At its best Solo exudes the sense of adventure and excitement that has thrilled fans going back to 1977, while incorporating philosophical ideas of morality that transcended Lucas’ homage to the films of his youth into the patient zero of contemporary Hollywood. In establishing an origin for Harrison Ford’s beloved scoundrel, screenwriting son-father duo Jonathan and Lawrence Kasdan do a good job of laying the groundwork for original trilogy favourites Han, Chewbacca and Lando, while creating new characters that leave far greater impressions than anyone, save Ben Mendelsohn, in the previous anthology release Rogue One.
In Woody Harrelson’s seasoned mercenary Beckett, Emilia Clarke’s femme fatale Qi’ra and Paul Bettany’s ruthless crime lord Vos, the moral ambiguity that was so clearly defined in Lucas’ image of Star Wars is allowed to introduce elements of grey into a galaxy depicted as complex due to conflict. Just as last year’s The Last Jedi referenced the profiteers of war mongering, Solo concerns itself at times with the ability for the disenfranchised to self-determine and the inequality of hierarchical power structures that enables the powerful minority to benefit off the suffering and labour of the majority. In a time where the real world economic divide between the rich and poor is widening, rebellion against a rigged system is just as relevant here as it is in a galaxy far, far away.
There is a lot to like about Solo; a sequel is inevitable not just in Disney’s interest to print money, but in order to resolve issues of continuity that if left unanswered have the ability to detrimentally change the complexion of the entire saga. It may be presumptuous to make such a decrying statement within 24 hours of the film’s release, however in introducing a seemingly finitely resolved pre-existing character in the closing stages, the literacy required to make sense of the narrative choice is made in the interests of appeasing die-hards while leaving casual viewers bewildered. For those well-versed in the animated series The Clone Wars and Rebels, the sequel-baiting character will likely leave them enamoured, but for audiences who enjoy the films without feeling the urge to dive into the expanded universe of Legends versus official canon, it is an unnecessary justification to be up to date on 10 seasons of appendices.

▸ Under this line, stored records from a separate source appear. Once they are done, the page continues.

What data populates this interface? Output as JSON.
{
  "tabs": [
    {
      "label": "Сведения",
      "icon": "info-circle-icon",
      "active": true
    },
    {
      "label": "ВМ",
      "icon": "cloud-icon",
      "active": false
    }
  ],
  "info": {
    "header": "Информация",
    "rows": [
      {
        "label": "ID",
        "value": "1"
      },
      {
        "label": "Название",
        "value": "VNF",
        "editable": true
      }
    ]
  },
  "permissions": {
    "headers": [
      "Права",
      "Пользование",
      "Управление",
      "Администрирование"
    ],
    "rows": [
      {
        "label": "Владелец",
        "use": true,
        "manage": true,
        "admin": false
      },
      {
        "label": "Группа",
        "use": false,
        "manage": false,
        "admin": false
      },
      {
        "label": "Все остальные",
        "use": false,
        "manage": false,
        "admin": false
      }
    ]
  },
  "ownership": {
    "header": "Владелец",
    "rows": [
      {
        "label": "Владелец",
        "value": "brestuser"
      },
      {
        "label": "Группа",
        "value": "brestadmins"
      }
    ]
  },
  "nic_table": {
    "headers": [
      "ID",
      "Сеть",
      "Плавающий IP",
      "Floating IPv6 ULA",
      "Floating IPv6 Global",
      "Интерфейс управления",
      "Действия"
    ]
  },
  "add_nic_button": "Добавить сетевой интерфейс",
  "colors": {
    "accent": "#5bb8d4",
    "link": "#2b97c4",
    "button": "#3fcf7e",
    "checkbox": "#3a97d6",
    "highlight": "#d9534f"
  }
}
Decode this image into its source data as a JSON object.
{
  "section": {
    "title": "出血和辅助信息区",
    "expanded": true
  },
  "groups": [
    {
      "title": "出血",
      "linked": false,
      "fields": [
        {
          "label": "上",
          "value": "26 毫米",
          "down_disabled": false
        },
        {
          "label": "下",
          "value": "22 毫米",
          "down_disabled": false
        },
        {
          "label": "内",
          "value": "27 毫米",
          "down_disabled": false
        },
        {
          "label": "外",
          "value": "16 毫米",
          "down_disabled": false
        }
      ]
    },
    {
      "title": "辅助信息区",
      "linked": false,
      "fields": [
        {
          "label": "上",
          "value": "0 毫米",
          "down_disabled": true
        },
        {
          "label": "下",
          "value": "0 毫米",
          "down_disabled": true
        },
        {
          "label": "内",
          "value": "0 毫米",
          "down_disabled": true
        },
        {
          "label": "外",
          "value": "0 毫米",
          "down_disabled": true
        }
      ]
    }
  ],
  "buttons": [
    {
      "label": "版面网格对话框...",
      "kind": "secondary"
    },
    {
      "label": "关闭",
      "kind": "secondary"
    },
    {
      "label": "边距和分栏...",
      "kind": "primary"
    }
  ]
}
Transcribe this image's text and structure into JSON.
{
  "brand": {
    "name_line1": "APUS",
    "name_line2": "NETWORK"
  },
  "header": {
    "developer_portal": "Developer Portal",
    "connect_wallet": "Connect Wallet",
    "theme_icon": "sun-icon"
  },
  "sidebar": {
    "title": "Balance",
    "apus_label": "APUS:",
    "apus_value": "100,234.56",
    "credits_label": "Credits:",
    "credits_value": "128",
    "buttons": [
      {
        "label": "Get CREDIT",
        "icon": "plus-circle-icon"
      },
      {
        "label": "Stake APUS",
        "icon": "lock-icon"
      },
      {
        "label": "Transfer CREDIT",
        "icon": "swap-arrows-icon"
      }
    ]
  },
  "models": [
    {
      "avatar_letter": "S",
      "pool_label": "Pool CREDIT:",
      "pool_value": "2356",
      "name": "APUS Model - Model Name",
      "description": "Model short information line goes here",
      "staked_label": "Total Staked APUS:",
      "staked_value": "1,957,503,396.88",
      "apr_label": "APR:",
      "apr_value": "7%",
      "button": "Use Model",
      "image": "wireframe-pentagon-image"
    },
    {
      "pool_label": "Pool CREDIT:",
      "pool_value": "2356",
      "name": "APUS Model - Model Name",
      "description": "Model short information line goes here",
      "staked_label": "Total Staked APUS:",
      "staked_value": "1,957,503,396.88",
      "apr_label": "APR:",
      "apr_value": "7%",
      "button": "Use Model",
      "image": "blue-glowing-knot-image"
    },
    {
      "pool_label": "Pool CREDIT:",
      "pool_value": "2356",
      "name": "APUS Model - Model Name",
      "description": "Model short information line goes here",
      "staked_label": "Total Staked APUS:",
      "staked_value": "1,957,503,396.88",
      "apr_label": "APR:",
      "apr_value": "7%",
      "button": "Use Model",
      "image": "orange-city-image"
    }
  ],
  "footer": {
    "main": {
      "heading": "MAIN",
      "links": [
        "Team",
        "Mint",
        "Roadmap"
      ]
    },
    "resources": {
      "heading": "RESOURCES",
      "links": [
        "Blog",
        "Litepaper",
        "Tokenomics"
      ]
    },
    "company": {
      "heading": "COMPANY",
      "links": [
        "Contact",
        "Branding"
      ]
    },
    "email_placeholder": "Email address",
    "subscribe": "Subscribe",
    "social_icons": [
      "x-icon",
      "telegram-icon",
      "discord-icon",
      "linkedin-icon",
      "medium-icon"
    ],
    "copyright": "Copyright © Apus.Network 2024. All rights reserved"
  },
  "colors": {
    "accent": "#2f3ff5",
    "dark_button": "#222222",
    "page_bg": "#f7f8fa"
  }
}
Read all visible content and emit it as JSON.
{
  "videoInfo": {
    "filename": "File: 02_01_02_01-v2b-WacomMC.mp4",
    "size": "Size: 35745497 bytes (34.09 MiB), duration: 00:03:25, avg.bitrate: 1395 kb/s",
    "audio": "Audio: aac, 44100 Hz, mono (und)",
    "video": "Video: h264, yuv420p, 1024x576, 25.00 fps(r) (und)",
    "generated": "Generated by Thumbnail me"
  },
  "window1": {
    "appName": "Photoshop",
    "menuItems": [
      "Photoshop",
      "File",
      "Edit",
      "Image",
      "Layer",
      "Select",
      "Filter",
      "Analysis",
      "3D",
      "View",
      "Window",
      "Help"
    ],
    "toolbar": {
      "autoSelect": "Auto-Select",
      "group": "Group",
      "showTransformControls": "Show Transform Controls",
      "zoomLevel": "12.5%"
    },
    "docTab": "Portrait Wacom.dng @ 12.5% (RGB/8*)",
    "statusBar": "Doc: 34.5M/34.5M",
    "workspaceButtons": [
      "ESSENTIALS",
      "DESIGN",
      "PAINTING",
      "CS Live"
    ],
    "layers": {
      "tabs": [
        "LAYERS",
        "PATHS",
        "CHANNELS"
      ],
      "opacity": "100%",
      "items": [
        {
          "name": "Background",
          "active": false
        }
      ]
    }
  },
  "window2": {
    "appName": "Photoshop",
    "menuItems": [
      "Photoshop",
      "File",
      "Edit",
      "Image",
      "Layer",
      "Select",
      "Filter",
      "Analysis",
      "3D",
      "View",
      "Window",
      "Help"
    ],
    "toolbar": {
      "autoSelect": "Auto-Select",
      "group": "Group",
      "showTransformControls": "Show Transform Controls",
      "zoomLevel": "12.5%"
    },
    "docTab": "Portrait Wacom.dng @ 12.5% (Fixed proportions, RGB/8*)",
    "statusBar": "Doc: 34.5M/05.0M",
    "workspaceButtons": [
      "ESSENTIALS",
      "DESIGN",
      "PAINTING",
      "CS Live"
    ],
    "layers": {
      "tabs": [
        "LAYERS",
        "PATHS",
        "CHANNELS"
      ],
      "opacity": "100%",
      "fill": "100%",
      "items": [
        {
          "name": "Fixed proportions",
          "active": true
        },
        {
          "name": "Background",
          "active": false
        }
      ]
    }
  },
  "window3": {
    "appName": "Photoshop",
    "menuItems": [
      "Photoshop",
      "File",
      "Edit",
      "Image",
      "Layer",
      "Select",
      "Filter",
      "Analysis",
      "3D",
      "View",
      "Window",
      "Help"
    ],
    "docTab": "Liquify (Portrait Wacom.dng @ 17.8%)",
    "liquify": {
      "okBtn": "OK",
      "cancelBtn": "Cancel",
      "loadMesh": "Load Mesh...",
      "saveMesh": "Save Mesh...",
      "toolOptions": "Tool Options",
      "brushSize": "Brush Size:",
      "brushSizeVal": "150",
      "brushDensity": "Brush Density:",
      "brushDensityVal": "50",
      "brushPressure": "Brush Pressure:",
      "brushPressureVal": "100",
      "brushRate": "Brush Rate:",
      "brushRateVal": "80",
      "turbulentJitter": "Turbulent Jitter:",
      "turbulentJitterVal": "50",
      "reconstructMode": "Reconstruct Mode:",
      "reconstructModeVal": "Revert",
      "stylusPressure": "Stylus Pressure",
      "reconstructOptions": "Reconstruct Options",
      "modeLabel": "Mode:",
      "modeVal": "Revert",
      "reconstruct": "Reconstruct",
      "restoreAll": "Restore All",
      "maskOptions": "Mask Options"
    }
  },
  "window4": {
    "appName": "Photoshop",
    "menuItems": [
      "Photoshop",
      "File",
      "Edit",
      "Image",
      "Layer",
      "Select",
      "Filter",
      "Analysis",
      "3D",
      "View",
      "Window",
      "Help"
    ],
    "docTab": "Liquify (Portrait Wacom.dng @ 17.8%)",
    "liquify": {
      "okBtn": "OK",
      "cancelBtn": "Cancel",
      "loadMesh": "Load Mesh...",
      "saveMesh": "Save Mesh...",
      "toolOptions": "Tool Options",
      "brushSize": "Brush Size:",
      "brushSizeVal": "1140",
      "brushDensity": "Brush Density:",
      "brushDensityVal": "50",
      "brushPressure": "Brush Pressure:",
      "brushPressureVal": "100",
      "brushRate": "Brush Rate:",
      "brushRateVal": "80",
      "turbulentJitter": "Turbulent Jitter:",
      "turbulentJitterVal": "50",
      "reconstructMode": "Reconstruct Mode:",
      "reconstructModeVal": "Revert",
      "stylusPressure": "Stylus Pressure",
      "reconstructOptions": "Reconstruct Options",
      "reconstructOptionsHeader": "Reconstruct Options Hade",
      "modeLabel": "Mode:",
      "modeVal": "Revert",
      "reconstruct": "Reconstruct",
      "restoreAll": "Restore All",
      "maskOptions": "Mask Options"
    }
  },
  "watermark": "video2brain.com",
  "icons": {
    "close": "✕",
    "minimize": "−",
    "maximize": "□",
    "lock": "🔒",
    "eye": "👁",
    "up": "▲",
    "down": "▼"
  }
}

With Disney making the decision to change the canon after acquiring the rights in 2012, the prospect of new stories from within the Star Wars universe was music to the ears of audiences largely unsatisfied with the prequels. The world of Star Wars inspires wonder and imagination across all ages, but in fixating upon the minutiae of ‘making the Kessel Run in less than 12 parsecs’ or getting the last word on ‘Han Shot First’, the result becomes something akin to the Seltzer and Friedberg spoofs of the 2000s. References are made to stand in for original perspectives and whereas Lucas’ intertextual nods to Flash Gordon, Kurosawa’s The Hidden Fortress and Joseph Campbell among others created a novel take on recognised works, the new Where’s Wally? cinema trend provides instant gratification without the staying power that inspired a legion of children who are now in a position to tell the stories that changed their lives.
Despite criticisms of the 135-minute space western, the film provides a highly enjoyable experience that for all bar a few moments in need of further development proves that much like the proaxium MacGuffin, if the previously rare commodity of Star Wars is to become ubiquitous, at least the journey will be entertaining.
Solo: A Star Wars Story is unlikely to be anyone’s favourite instalment in the beloved saga – that is a task few, if any, of the Disney-era releases are likely to accomplish. However, if a film can be incredibly entertaining, present interesting characters and leave audiences largely satisfied, despite some flaws, that makes it something worth enjoying for what it is rather than being held up for what it isn’t.